### EXERCISE INSTRUCTIONS
Your answer consists of the lines in the data that contain "life". Copy each of them.

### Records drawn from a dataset
══════

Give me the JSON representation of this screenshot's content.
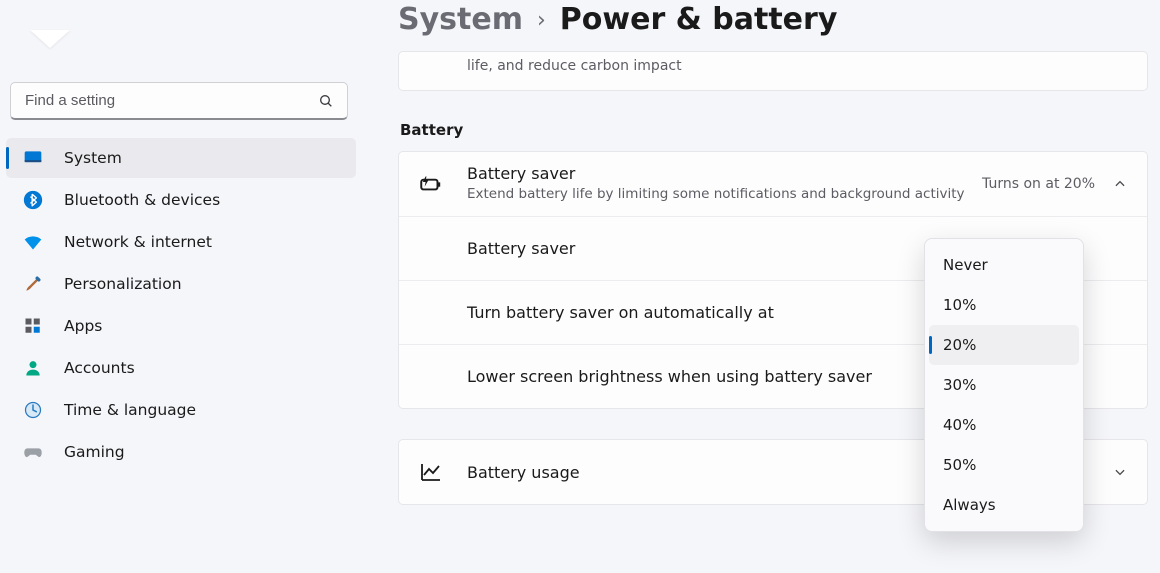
{
  "search": {
    "placeholder": "Find a setting"
  },
  "sidebar": {
    "items": [
      {
        "label": "System"
      },
      {
        "label": "Bluetooth & devices"
      },
      {
        "label": "Network & internet"
      },
      {
        "label": "Personalization"
      },
      {
        "label": "Apps"
      },
      {
        "label": "Accounts"
      },
      {
        "label": "Time & language"
      },
      {
        "label": "Gaming"
      }
    ]
  },
  "breadcrumb": {
    "parent": "System",
    "current": "Power & battery"
  },
  "tip_fragment": "life, and reduce carbon impact",
  "section": {
    "battery_label": "Battery"
  },
  "battery": {
    "saver": {
      "title": "Battery saver",
      "sub": "Extend battery life by limiting some notifications and background activity",
      "trail": "Turns on at 20%"
    },
    "rows": {
      "saver_toggle": "Battery saver",
      "auto_on": "Turn battery saver on automatically at",
      "brightness": "Lower screen brightness when using battery saver",
      "usage": "Battery usage"
    }
  },
  "dropdown": {
    "selected": "20%",
    "options": [
      "Never",
      "10%",
      "20%",
      "30%",
      "40%",
      "50%",
      "Always"
    ]
  }
}
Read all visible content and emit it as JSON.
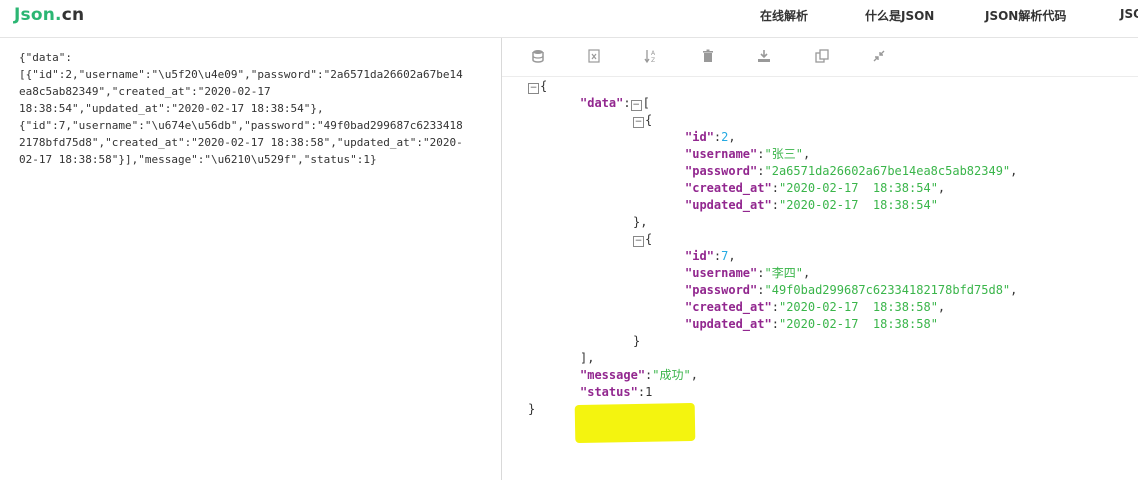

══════

### WRITTEN ANSWER
  "tip_fragment": "life, and reduce carbon impact",
      "sub": "Extend battery life by limiting some notifications and background activity",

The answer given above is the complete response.